Stored items from a collection ▸
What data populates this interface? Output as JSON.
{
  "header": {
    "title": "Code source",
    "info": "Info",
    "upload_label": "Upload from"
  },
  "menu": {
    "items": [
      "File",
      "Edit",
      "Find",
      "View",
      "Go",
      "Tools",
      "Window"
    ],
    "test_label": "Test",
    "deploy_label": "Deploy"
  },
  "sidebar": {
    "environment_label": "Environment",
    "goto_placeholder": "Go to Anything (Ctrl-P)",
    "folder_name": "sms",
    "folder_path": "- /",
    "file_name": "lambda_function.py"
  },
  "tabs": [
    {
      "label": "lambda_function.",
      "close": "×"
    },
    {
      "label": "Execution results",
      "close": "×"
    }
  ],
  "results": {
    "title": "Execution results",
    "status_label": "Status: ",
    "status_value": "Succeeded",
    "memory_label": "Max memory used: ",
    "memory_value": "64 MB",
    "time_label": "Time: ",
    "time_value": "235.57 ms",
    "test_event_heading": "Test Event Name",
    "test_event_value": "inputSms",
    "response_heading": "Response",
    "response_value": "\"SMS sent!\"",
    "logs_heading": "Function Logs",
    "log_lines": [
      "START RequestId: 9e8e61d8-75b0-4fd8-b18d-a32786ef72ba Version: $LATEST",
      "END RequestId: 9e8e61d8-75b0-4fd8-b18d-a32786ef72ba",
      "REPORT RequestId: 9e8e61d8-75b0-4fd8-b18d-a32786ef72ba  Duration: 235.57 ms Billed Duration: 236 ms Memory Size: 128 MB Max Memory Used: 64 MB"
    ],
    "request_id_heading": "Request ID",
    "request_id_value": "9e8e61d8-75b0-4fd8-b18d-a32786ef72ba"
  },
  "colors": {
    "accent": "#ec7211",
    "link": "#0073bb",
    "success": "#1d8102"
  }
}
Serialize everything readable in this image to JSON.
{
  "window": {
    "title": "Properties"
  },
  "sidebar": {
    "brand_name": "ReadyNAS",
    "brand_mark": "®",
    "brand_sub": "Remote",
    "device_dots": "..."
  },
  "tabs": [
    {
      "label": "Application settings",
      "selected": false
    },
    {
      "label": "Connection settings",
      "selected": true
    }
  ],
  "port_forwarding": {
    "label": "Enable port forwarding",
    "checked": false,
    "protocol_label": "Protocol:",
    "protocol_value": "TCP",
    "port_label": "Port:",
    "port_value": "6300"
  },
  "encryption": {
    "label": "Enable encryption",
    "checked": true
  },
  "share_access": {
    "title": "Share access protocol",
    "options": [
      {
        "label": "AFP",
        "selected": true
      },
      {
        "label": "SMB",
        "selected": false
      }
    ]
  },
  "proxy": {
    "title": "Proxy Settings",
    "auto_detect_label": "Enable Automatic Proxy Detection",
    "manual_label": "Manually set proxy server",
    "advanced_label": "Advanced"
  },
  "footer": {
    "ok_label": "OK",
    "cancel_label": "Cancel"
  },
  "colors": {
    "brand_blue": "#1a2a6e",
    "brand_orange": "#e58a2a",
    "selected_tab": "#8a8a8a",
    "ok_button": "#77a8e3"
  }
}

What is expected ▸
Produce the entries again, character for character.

Reply ▸
What data populates this interface? Output as JSON.
{
  "header": {
    "title": "Code source",
    "info": "Info",
    "upload_label": "Upload from"
  },
  "menu": {
    "items": [
      "File",
      "Edit",
      "Find",
      "View",
      "Go",
      "Tools",
      "Window"
    ],
    "test_label": "Test",
    "deploy_label": "Deploy"
  },
  "sidebar": {
    "environment_label": "Environment",
    "goto_placeholder": "Go to Anything (Ctrl-P)",
    "folder_name": "sms",
    "folder_path": "- /",
    "file_name": "lambda_function.py"
  },
  "tabs": [
    {
      "label": "lambda_function.",
      "close": "×"
    },
    {
      "label": "Execution results",
      "close": "×"
    }
  ],
  "results": {
    "title": "Execution results",
    "status_label": "Status: ",
    "status_value": "Succeeded",
    "memory_label": "Max memory used: ",
    "memory_value": "64 MB",
    "time_label": "Time: ",
    "time_value": "235.57 ms",
    "test_event_heading": "Test Event Name",
    "test_event_value": "inputSms",
    "response_heading": "Response",
    "response_value": "\"SMS sent!\"",
    "logs_heading": "Function Logs",
    "log_lines": [
      "START RequestId: 9e8e61d8-75b0-4fd8-b18d-a32786ef72ba Version: $LATEST",
      "END RequestId: 9e8e61d8-75b0-4fd8-b18d-a32786ef72ba",
      "REPORT RequestId: 9e8e61d8-75b0-4fd8-b18d-a32786ef72ba  Duration: 235.57 ms Billed Duration: 236 ms Memory Size: 128 MB Max Memory Used: 64 MB"
    ],
    "request_id_heading": "Request ID",
    "request_id_value": "9e8e61d8-75b0-4fd8-b18d-a32786ef72ba"
  },
  "colors": {
    "accent": "#ec7211",
    "link": "#0073bb",
    "success": "#1d8102"
  }
}
Serialize everything readable in this image to JSON.
{
  "window": {
    "title": "Properties"
  },
  "sidebar": {
    "brand_name": "ReadyNAS",
    "brand_mark": "®",
    "brand_sub": "Remote",
    "device_dots": "..."
  },
  "tabs": [
    {
      "label": "Application settings",
      "selected": false
    },
    {
      "label": "Connection settings",
      "selected": true
    }
  ],
  "port_forwarding": {
    "label": "Enable port forwarding",
    "checked": false,
    "protocol_label": "Protocol:",
    "protocol_value": "TCP",
    "port_label": "Port:",
    "port_value": "6300"
  },
  "encryption": {
    "label": "Enable encryption",
    "checked": true
  },
  "share_access": {
    "title": "Share access protocol",
    "options": [
      {
        "label": "AFP",
        "selected": true
      },
      {
        "label": "SMB",
        "selected": false
      }
    ]
  },
  "proxy": {
    "title": "Proxy Settings",
    "auto_detect_label": "Enable Automatic Proxy Detection",
    "manual_label": "Manually set proxy server",
    "advanced_label": "Advanced"
  },
  "footer": {
    "ok_label": "OK",
    "cancel_label": "Cancel"
  },
  "colors": {
    "brand_blue": "#1a2a6e",
    "brand_orange": "#e58a2a",
    "selected_tab": "#8a8a8a",
    "ok_button": "#77a8e3"
  }
}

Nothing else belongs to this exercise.